━━━━━ Data for the task

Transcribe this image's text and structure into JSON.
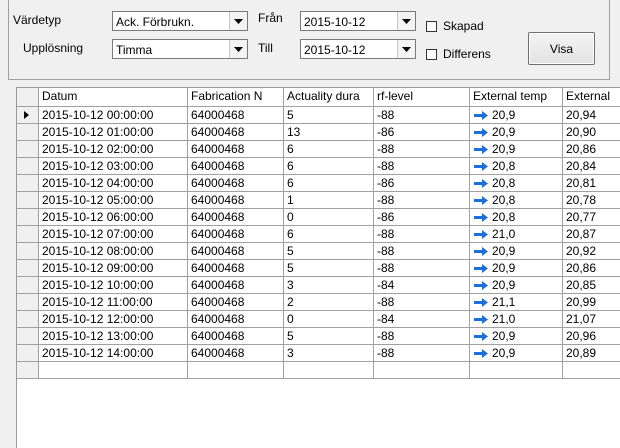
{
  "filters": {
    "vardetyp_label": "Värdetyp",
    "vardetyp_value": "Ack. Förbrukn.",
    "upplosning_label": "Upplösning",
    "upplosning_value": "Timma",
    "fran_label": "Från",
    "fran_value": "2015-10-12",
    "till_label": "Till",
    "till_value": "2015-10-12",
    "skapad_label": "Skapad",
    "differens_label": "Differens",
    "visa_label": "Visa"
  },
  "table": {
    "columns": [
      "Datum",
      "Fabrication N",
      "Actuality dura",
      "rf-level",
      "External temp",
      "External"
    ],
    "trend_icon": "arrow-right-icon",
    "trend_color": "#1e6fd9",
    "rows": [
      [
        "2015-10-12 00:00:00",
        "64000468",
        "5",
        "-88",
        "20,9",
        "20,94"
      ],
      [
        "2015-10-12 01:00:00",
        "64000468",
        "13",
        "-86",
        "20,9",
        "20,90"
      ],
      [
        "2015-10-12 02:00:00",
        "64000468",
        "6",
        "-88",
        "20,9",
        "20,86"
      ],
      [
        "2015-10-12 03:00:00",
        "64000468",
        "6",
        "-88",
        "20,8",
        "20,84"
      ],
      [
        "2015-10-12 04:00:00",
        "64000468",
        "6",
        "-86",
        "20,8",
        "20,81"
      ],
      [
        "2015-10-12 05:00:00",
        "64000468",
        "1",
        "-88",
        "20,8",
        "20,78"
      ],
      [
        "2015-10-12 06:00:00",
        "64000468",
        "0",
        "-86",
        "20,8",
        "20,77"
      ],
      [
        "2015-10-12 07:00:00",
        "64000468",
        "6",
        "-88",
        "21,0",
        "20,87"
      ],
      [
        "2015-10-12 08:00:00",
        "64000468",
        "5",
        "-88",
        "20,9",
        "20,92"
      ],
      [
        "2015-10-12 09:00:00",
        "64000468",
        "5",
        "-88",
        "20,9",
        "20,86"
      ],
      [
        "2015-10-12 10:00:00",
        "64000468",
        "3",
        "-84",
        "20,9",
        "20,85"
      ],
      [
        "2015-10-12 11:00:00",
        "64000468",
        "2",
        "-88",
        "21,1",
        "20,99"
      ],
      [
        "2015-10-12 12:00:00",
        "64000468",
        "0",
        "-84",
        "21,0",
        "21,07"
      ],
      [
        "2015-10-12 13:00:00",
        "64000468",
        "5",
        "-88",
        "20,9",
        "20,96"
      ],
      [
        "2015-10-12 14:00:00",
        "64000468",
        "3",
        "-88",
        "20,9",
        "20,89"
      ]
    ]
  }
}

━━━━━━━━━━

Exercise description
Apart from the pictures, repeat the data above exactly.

Answer space
Transcribe this image's text and structure into JSON.
{
  "filters": {
    "vardetyp_label": "Värdetyp",
    "vardetyp_value": "Ack. Förbrukn.",
    "upplosning_label": "Upplösning",
    "upplosning_value": "Timma",
    "fran_label": "Från",
    "fran_value": "2015-10-12",
    "till_label": "Till",
    "till_value": "2015-10-12",
    "skapad_label": "Skapad",
    "differens_label": "Differens",
    "visa_label": "Visa"
  },
  "table": {
    "columns": [
      "Datum",
      "Fabrication N",
      "Actuality dura",
      "rf-level",
      "External temp",
      "External"
    ],
    "trend_icon": "arrow-right-icon",
    "trend_color": "#1e6fd9",
    "rows": [
      [
        "2015-10-12 00:00:00",
        "64000468",
        "5",
        "-88",
        "20,9",
        "20,94"
      ],
      [
        "2015-10-12 01:00:00",
        "64000468",
        "13",
        "-86",
        "20,9",
        "20,90"
      ],
      [
        "2015-10-12 02:00:00",
        "64000468",
        "6",
        "-88",
        "20,9",
        "20,86"
      ],
      [
        "2015-10-12 03:00:00",
        "64000468",
        "6",
        "-88",
        "20,8",
        "20,84"
      ],
      [
        "2015-10-12 04:00:00",
        "64000468",
        "6",
        "-86",
        "20,8",
        "20,81"
      ],
      [
        "2015-10-12 05:00:00",
        "64000468",
        "1",
        "-88",
        "20,8",
        "20,78"
      ],
      [
        "2015-10-12 06:00:00",
        "64000468",
        "0",
        "-86",
        "20,8",
        "20,77"
      ],
      [
        "2015-10-12 07:00:00",
        "64000468",
        "6",
        "-88",
        "21,0",
        "20,87"
      ],
      [
        "2015-10-12 08:00:00",
        "64000468",
        "5",
        "-88",
        "20,9",
        "20,92"
      ],
      [
        "2015-10-12 09:00:00",
        "64000468",
        "5",
        "-88",
        "20,9",
        "20,86"
      ],
      [
        "2015-10-12 10:00:00",
        "64000468",
        "3",
        "-84",
        "20,9",
        "20,85"
      ],
      [
        "2015-10-12 11:00:00",
        "64000468",
        "2",
        "-88",
        "21,1",
        "20,99"
      ],
      [
        "2015-10-12 12:00:00",
        "64000468",
        "0",
        "-84",
        "21,0",
        "21,07"
      ],
      [
        "2015-10-12 13:00:00",
        "64000468",
        "5",
        "-88",
        "20,9",
        "20,96"
      ],
      [
        "2015-10-12 14:00:00",
        "64000468",
        "3",
        "-88",
        "20,9",
        "20,89"
      ]
    ]
  }
}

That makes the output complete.